[Source data]
* * *
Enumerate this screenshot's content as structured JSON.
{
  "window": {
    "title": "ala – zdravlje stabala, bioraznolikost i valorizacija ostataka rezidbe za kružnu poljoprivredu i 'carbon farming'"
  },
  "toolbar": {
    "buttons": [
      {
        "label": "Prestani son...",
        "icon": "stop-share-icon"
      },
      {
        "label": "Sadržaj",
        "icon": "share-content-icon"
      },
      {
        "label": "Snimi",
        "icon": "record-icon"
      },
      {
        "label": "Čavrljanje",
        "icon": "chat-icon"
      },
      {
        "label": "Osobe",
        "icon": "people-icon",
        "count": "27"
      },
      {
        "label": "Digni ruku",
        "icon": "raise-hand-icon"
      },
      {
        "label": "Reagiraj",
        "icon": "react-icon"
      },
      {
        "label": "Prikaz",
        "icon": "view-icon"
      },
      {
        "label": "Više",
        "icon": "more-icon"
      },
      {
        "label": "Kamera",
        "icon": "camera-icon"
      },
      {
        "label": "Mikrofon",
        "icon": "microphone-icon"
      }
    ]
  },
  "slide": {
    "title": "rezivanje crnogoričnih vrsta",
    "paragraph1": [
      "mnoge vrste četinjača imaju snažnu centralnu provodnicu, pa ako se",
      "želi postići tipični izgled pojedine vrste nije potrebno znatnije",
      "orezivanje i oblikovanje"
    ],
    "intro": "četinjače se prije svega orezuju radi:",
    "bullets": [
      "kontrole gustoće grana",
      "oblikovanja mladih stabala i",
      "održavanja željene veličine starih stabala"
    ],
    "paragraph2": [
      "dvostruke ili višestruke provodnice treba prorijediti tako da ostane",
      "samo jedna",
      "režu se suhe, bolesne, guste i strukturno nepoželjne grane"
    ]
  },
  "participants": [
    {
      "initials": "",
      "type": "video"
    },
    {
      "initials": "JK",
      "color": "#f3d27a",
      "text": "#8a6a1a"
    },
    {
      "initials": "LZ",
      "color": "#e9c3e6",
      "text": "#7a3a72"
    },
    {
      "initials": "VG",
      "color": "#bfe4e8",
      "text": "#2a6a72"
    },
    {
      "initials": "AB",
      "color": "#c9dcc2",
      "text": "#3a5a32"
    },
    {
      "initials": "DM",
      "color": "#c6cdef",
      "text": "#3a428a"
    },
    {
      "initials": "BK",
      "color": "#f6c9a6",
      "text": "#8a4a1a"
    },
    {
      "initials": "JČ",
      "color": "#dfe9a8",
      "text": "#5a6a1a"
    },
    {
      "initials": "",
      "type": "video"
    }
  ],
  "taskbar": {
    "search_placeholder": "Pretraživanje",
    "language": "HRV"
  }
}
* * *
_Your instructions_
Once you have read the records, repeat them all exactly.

_Answer to this problem_
Enumerate this screenshot's content as structured JSON.
{
  "window": {
    "title": "ala – zdravlje stabala, bioraznolikost i valorizacija ostataka rezidbe za kružnu poljoprivredu i 'carbon farming'"
  },
  "toolbar": {
    "buttons": [
      {
        "label": "Prestani son...",
        "icon": "stop-share-icon"
      },
      {
        "label": "Sadržaj",
        "icon": "share-content-icon"
      },
      {
        "label": "Snimi",
        "icon": "record-icon"
      },
      {
        "label": "Čavrljanje",
        "icon": "chat-icon"
      },
      {
        "label": "Osobe",
        "icon": "people-icon",
        "count": "27"
      },
      {
        "label": "Digni ruku",
        "icon": "raise-hand-icon"
      },
      {
        "label": "Reagiraj",
        "icon": "react-icon"
      },
      {
        "label": "Prikaz",
        "icon": "view-icon"
      },
      {
        "label": "Više",
        "icon": "more-icon"
      },
      {
        "label": "Kamera",
        "icon": "camera-icon"
      },
      {
        "label": "Mikrofon",
        "icon": "microphone-icon"
      }
    ]
  },
  "slide": {
    "title": "rezivanje crnogoričnih vrsta",
    "paragraph1": [
      "mnoge vrste četinjača imaju snažnu centralnu provodnicu, pa ako se",
      "želi postići tipični izgled pojedine vrste nije potrebno znatnije",
      "orezivanje i oblikovanje"
    ],
    "intro": "četinjače se prije svega orezuju radi:",
    "bullets": [
      "kontrole gustoće grana",
      "oblikovanja mladih stabala i",
      "održavanja željene veličine starih stabala"
    ],
    "paragraph2": [
      "dvostruke ili višestruke provodnice treba prorijediti tako da ostane",
      "samo jedna",
      "režu se suhe, bolesne, guste i strukturno nepoželjne grane"
    ]
  },
  "participants": [
    {
      "initials": "",
      "type": "video"
    },
    {
      "initials": "JK",
      "color": "#f3d27a",
      "text": "#8a6a1a"
    },
    {
      "initials": "LZ",
      "color": "#e9c3e6",
      "text": "#7a3a72"
    },
    {
      "initials": "VG",
      "color": "#bfe4e8",
      "text": "#2a6a72"
    },
    {
      "initials": "AB",
      "color": "#c9dcc2",
      "text": "#3a5a32"
    },
    {
      "initials": "DM",
      "color": "#c6cdef",
      "text": "#3a428a"
    },
    {
      "initials": "BK",
      "color": "#f6c9a6",
      "text": "#8a4a1a"
    },
    {
      "initials": "JČ",
      "color": "#dfe9a8",
      "text": "#5a6a1a"
    },
    {
      "initials": "",
      "type": "video"
    }
  ],
  "taskbar": {
    "search_placeholder": "Pretraživanje",
    "language": "HRV"
  }
}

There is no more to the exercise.